Screens at CIFF: 10/18 & 10/20 & 10/22
World premiere: 14 June, 2012, Israel

If you have ever heard of the Israeli comedy trio Gashash, you're one up on me, both as a student of important cultural touchstones throughout the world, and as concerns Shemi Zarhin's hugely successful film The World Is Funny - recipient of a record-setting 15 Ophir nominations (the most prestigious Israeli film award) - which takes its name from a Gasash catchphrase that, we are assured by an opening title card obviously slapped on solely for a foreign audience, has become a statement used in Israeli daily life, "The world is funny, so I laugh". The implication being that, although everything is too terrible and absurd to make sense of it, it makes more sense to rise above it through laughter than sink into it with furious raving about how much things suck and need to be changed.

That is a lesson which much badly needs to be learned by the three people at the center of the film's sprawling, interconnected cast. Yardena (Assi Levi) has some time ago lost her adult daughter to a military accident, and deals with this using a kind of scorched-earth policy of emotions that make it difficult for anyone to talk to her about anything, and has by the time we meet her turned her marriage into a shell; and she's also just learned that she's pregnant, despite being absolutely certain that she hasn't had sex with her husband or anyone else since long before the time conception must have occured. Meron (Dani Shteg), is a caustic, arrogant man with two teenage sons, one a disaffected punk named Hillik (Or Ben-Melech), and another, Nessi (Mosh Ashkenazi), who has been in a coma for years, and just woken up, a psychological ten-year-old in the body of a young man just shy of his nineteenth birthday. And Golan (Eli Finish), a radio host and huge Gashash fan who broadcasts one of their classic sketches on his show every Tuesday afternoon in what has become a highly-anticipated shared ritual for all the people in town, is watching his girlfriend, Natasha (Ola Schor), die of cancer that has progressed into her brain and affected the systems responsible for controlling emotions, leading her to spontaneously lash out in savage, condescending anger just minutes in the midst of otherwise normal, loving moments. The three of them - who we learn, quite casually about 15 minutes in, are siblings - all live in the town of Tiberias, which we are further informed has an important metaphorical connotation via Gashash's comedy as the place where dim but well-intentioned people live, trying to make it through the travails of the everyday in their bumbling way.

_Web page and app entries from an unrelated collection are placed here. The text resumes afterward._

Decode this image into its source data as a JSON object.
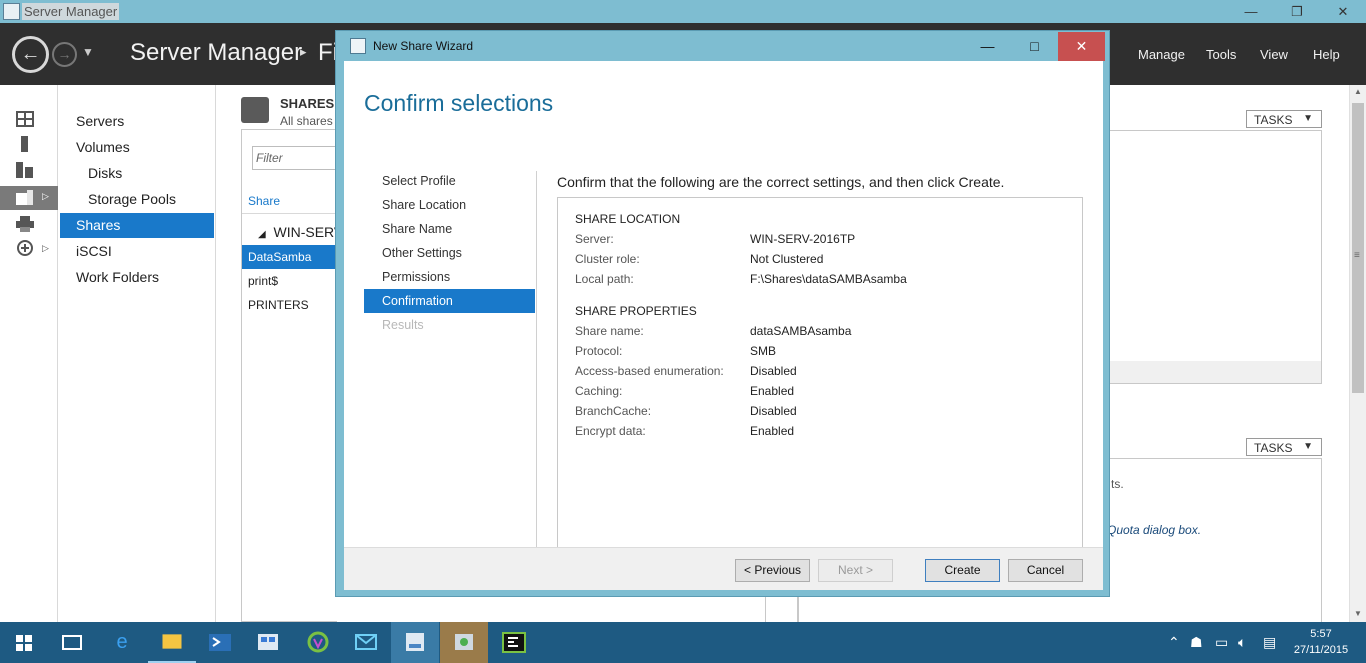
{
  "window": {
    "title": "Server Manager",
    "controls": {
      "minimize": "—",
      "restore": "❐",
      "close": "✕"
    }
  },
  "header": {
    "breadcrumb_app": "Server Manager",
    "breadcrumb_sep": "▸",
    "breadcrumb_section": "Fi",
    "menu": [
      "Manage",
      "Tools",
      "View",
      "Help"
    ]
  },
  "rail": {
    "icons": [
      "dashboard-icon",
      "local-server-icon",
      "all-servers-icon",
      "file-storage-icon",
      "print-services-icon",
      "remote-access-icon"
    ]
  },
  "nav": {
    "items": [
      {
        "label": "Servers",
        "sub": false
      },
      {
        "label": "Volumes",
        "sub": false
      },
      {
        "label": "Disks",
        "sub": true
      },
      {
        "label": "Storage Pools",
        "sub": true
      },
      {
        "label": "Shares",
        "sub": false,
        "selected": true
      },
      {
        "label": "iSCSI",
        "sub": false
      },
      {
        "label": "Work Folders",
        "sub": false
      }
    ]
  },
  "shares": {
    "title": "SHARES",
    "subtitle": "All shares",
    "filter_placeholder": "Filter",
    "column_header": "Share",
    "group": "WIN-SERV",
    "rows": [
      "DataSamba",
      "print$",
      "PRINTERS"
    ],
    "selected_row": "DataSamba"
  },
  "right_panes": {
    "tasks_label": "TASKS",
    "text_fragment_1": "ts.",
    "text_fragment_2": "Quota dialog box."
  },
  "wizard": {
    "title": "New Share Wizard",
    "heading": "Confirm selections",
    "steps": [
      {
        "label": "Select Profile",
        "state": "normal"
      },
      {
        "label": "Share Location",
        "state": "normal"
      },
      {
        "label": "Share Name",
        "state": "normal"
      },
      {
        "label": "Other Settings",
        "state": "normal"
      },
      {
        "label": "Permissions",
        "state": "normal"
      },
      {
        "label": "Confirmation",
        "state": "selected"
      },
      {
        "label": "Results",
        "state": "disabled"
      }
    ],
    "instruction": "Confirm that the following are the correct settings, and then click Create.",
    "share_location": {
      "heading": "SHARE LOCATION",
      "rows": [
        {
          "label": "Server:",
          "value": "WIN-SERV-2016TP"
        },
        {
          "label": "Cluster role:",
          "value": "Not Clustered"
        },
        {
          "label": "Local path:",
          "value": "F:\\Shares\\dataSAMBAsamba"
        }
      ]
    },
    "share_properties": {
      "heading": "SHARE PROPERTIES",
      "rows": [
        {
          "label": "Share name:",
          "value": "dataSAMBAsamba"
        },
        {
          "label": "Protocol:",
          "value": "SMB"
        },
        {
          "label": "Access-based enumeration:",
          "value": "Disabled"
        },
        {
          "label": "Caching:",
          "value": "Enabled"
        },
        {
          "label": "BranchCache:",
          "value": "Disabled"
        },
        {
          "label": "Encrypt data:",
          "value": "Enabled"
        }
      ]
    },
    "buttons": {
      "previous": "< Previous",
      "next": "Next >",
      "create": "Create",
      "cancel": "Cancel"
    },
    "controls": {
      "minimize": "—",
      "maximize": "□",
      "close": "✕"
    }
  },
  "taskbar": {
    "apps": [
      "windows-start-icon",
      "task-view-icon",
      "edge-icon",
      "file-explorer-icon",
      "powershell-icon",
      "control-panel-icon",
      "app-green-icon",
      "mail-icon",
      "server-manager-icon",
      "network-app-icon",
      "terminal-icon"
    ],
    "tray_icons": [
      "chevron-up-icon",
      "people-icon",
      "network-icon",
      "volume-icon",
      "action-center-icon"
    ],
    "time": "5:57",
    "date": "27/11/2015"
  }
}
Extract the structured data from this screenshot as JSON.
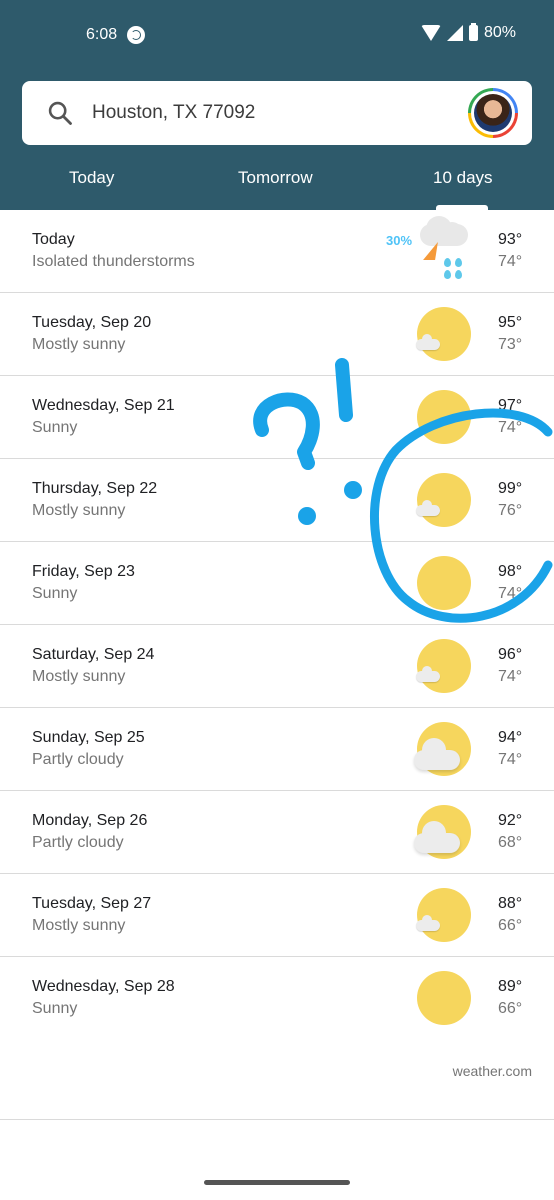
{
  "status_bar": {
    "time": "6:08",
    "battery": "80%"
  },
  "search": {
    "location": "Houston, TX 77092"
  },
  "tabs": [
    {
      "label": "Today"
    },
    {
      "label": "Tomorrow"
    },
    {
      "label": "10 days",
      "selected": true
    }
  ],
  "forecast": [
    {
      "day": "Today",
      "condition": "Isolated thunderstorms",
      "precip": "30%",
      "hi": "93°",
      "lo": "74°",
      "icon": "thunderstorm-icon"
    },
    {
      "day": "Tuesday, Sep 20",
      "condition": "Mostly sunny",
      "hi": "95°",
      "lo": "73°",
      "icon": "mostly-sunny-icon"
    },
    {
      "day": "Wednesday, Sep 21",
      "condition": "Sunny",
      "hi": "97°",
      "lo": "74°",
      "icon": "sunny-icon"
    },
    {
      "day": "Thursday, Sep 22",
      "condition": "Mostly sunny",
      "hi": "99°",
      "lo": "76°",
      "icon": "mostly-sunny-icon"
    },
    {
      "day": "Friday, Sep 23",
      "condition": "Sunny",
      "hi": "98°",
      "lo": "74°",
      "icon": "sunny-icon"
    },
    {
      "day": "Saturday, Sep 24",
      "condition": "Mostly sunny",
      "hi": "96°",
      "lo": "74°",
      "icon": "mostly-sunny-icon"
    },
    {
      "day": "Sunday, Sep 25",
      "condition": "Partly cloudy",
      "hi": "94°",
      "lo": "74°",
      "icon": "partly-cloudy-icon"
    },
    {
      "day": "Monday, Sep 26",
      "condition": "Partly cloudy",
      "hi": "92°",
      "lo": "68°",
      "icon": "partly-cloudy-icon"
    },
    {
      "day": "Tuesday, Sep 27",
      "condition": "Mostly sunny",
      "hi": "88°",
      "lo": "66°",
      "icon": "mostly-sunny-icon"
    },
    {
      "day": "Wednesday, Sep 28",
      "condition": "Sunny",
      "hi": "89°",
      "lo": "66°",
      "icon": "sunny-icon"
    }
  ],
  "footer": {
    "source": "weather.com"
  },
  "colors": {
    "header": "#2e5a6b",
    "sun": "#f6d65d",
    "precip": "#4fc3f7",
    "annotation": "#1aa3e8"
  }
}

And if that suggests a vastly more comic vision of humanity than the mordant, dramatic The World Is Funny presents - though given how much I, personally, didn't understand how the numerous snippets of Gashash material we see or hear in the film is meant to be funny in any way, shape, or form, it's clear that I'm not on the wavelength of Israeli humor and thus perhaps the film is a non-stop laugh riot - the more important element of that equation is that these people, in all their fumbling, really do just want to find that little bit of peace and happiness, and if the film is awfully serious, it is also awfully humane, taking its cluster of broken, unhappy people and treating them with real generosity and love; no arch film about the foibles of humanity this, but a a sweet and giving story of how people, when given enough chances, will eventually correct all of the bad decisions they've made in life. Zarhin does not want us to think too harshly of these people and their bad choices, but find in them a hopeful reflection of ourselves, and our ability to recover from trauma.

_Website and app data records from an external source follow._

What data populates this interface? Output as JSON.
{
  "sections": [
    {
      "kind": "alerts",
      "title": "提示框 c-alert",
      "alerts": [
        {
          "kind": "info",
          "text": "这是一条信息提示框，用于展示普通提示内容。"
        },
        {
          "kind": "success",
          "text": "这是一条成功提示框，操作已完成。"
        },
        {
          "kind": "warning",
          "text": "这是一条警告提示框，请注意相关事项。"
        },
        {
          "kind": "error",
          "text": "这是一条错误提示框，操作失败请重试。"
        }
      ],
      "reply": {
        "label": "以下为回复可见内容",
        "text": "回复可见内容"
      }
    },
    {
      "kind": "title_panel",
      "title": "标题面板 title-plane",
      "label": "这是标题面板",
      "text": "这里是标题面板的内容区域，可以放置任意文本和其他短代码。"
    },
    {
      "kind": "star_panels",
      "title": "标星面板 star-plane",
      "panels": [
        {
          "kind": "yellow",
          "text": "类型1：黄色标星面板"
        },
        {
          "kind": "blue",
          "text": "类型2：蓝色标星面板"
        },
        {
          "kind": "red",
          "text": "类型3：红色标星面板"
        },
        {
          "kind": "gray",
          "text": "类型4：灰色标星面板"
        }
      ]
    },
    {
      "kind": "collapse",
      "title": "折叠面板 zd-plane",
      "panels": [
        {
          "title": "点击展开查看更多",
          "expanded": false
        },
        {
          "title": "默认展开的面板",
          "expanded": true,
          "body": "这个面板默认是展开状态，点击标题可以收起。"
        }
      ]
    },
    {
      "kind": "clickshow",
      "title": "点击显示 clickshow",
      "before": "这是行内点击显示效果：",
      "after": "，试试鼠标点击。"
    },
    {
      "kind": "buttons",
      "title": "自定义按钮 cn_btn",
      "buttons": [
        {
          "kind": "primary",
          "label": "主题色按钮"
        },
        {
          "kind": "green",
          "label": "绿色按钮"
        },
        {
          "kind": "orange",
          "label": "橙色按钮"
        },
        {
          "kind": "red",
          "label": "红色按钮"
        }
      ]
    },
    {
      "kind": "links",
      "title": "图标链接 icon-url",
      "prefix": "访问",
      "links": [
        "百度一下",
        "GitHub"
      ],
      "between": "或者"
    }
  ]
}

If this theme is approached quite overtly - between the boy coming out of a coma and the woman fighting cancer, the healing imagery is certainly not trying to hide itself - it is, at least, approached crisply and without too much leaning on the audience to make sure we "get it", and in fact one of the most appealing things about The World Is Funny is that it presents a whole lot of material in the faith that we'll be able to connect all the dots on our own, both in terms of the narrative (where we often have to be several scenes in advance of where the characters "officially" are, in order for everything to makes sense), as well as theme, where we're encouraged to see the symbolism of things like healing and reconciliation and reunion without necessarily being hammered in the face about them (although the subplot about Golan wanting desperately to bring the two surviving members of Gashash back together one last time does err on the side of "yes, we get it" once or twice).

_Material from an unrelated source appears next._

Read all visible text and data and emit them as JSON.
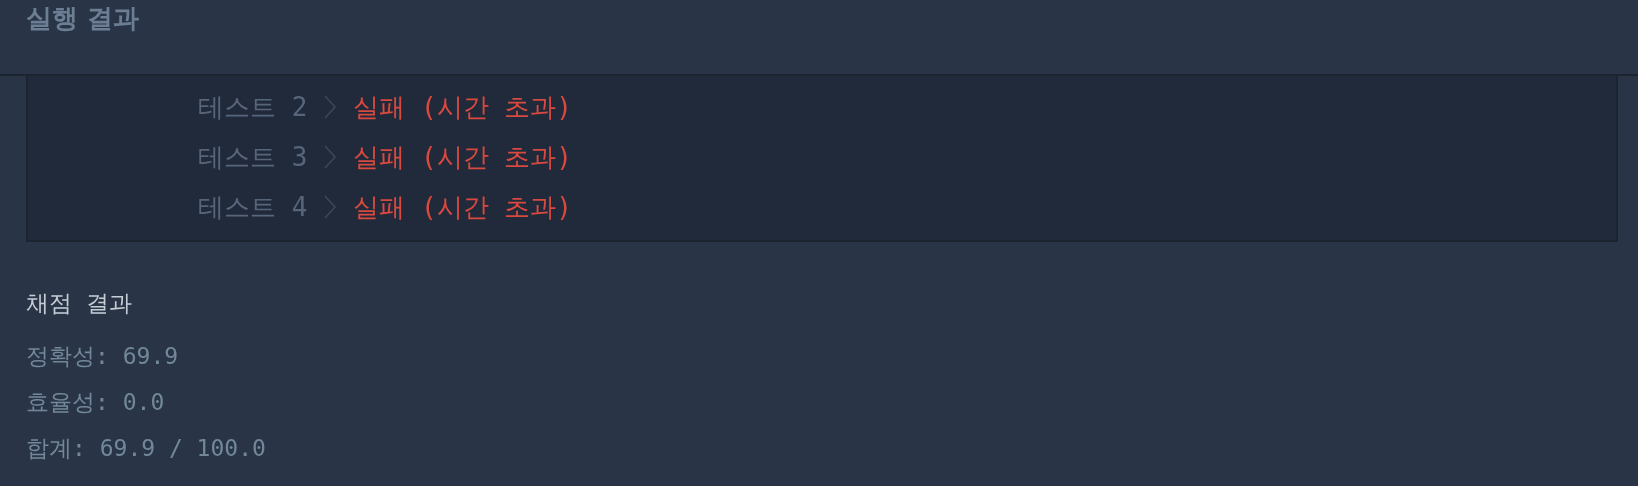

Simply put, it's a smartly-written, cleanly-directed movie about people and their lives, acted with across-the-board terrific acting to make those people seem as interesting as possible. Cultural specificity notwithstanding, it's the kind of straightforward movie that's just really damn strong, anywhere in the world  that humans make mistakes and learn from them.